◆ **YOUR TASK**
Having read the material, return every line of it exactly.

(DATA SUPPLIED)

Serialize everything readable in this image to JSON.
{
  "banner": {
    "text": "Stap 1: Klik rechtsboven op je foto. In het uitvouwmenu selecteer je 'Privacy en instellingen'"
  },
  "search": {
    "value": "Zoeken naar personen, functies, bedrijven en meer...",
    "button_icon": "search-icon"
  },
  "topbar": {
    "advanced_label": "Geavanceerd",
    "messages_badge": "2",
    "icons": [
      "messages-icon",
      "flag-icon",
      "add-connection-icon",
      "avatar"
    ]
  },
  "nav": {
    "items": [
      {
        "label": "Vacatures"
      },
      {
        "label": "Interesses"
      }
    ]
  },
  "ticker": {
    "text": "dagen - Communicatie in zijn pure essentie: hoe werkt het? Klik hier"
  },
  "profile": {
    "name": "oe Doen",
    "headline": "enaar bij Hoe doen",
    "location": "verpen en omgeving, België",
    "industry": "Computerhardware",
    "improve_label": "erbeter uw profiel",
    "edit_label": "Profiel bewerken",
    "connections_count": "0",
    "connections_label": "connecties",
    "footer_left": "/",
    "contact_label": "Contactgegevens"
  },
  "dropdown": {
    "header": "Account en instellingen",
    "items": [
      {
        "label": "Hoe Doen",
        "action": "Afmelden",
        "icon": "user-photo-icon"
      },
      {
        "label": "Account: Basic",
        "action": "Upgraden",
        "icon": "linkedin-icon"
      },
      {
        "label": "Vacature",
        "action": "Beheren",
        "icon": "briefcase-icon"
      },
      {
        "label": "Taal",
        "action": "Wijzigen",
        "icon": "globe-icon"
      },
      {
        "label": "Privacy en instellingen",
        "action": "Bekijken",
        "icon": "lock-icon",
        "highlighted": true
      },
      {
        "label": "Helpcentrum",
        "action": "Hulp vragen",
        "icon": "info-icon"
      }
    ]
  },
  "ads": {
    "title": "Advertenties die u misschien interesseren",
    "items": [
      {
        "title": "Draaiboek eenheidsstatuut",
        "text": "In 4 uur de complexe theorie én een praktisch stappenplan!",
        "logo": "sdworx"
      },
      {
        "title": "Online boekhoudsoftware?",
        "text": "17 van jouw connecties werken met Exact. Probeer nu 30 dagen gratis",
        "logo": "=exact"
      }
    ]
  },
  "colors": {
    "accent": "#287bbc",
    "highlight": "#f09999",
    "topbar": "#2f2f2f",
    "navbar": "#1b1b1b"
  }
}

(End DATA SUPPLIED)

◆ **TASK RESPONSE**
Serialize everything readable in this image to JSON.
{
  "banner": {
    "text": "Stap 1: Klik rechtsboven op je foto. In het uitvouwmenu selecteer je 'Privacy en instellingen'"
  },
  "search": {
    "value": "Zoeken naar personen, functies, bedrijven en meer...",
    "button_icon": "search-icon"
  },
  "topbar": {
    "advanced_label": "Geavanceerd",
    "messages_badge": "2",
    "icons": [
      "messages-icon",
      "flag-icon",
      "add-connection-icon",
      "avatar"
    ]
  },
  "nav": {
    "items": [
      {
        "label": "Vacatures"
      },
      {
        "label": "Interesses"
      }
    ]
  },
  "ticker": {
    "text": "dagen - Communicatie in zijn pure essentie: hoe werkt het? Klik hier"
  },
  "profile": {
    "name": "oe Doen",
    "headline": "enaar bij Hoe doen",
    "location": "verpen en omgeving, België",
    "industry": "Computerhardware",
    "improve_label": "erbeter uw profiel",
    "edit_label": "Profiel bewerken",
    "connections_count": "0",
    "connections_label": "connecties",
    "footer_left": "/",
    "contact_label": "Contactgegevens"
  },
  "dropdown": {
    "header": "Account en instellingen",
    "items": [
      {
        "label": "Hoe Doen",
        "action": "Afmelden",
        "icon": "user-photo-icon"
      },
      {
        "label": "Account: Basic",
        "action": "Upgraden",
        "icon": "linkedin-icon"
      },
      {
        "label": "Vacature",
        "action": "Beheren",
        "icon": "briefcase-icon"
      },
      {
        "label": "Taal",
        "action": "Wijzigen",
        "icon": "globe-icon"
      },
      {
        "label": "Privacy en instellingen",
        "action": "Bekijken",
        "icon": "lock-icon",
        "highlighted": true
      },
      {
        "label": "Helpcentrum",
        "action": "Hulp vragen",
        "icon": "info-icon"
      }
    ]
  },
  "ads": {
    "title": "Advertenties die u misschien interesseren",
    "items": [
      {
        "title": "Draaiboek eenheidsstatuut",
        "text": "In 4 uur de complexe theorie én een praktisch stappenplan!",
        "logo": "sdworx"
      },
      {
        "title": "Online boekhoudsoftware?",
        "text": "17 van jouw connecties werken met Exact. Probeer nu 30 dagen gratis",
        "logo": "=exact"
      }
    ]
  },
  "colors": {
    "accent": "#287bbc",
    "highlight": "#f09999",
    "topbar": "#2f2f2f",
    "navbar": "#1b1b1b"
  }
}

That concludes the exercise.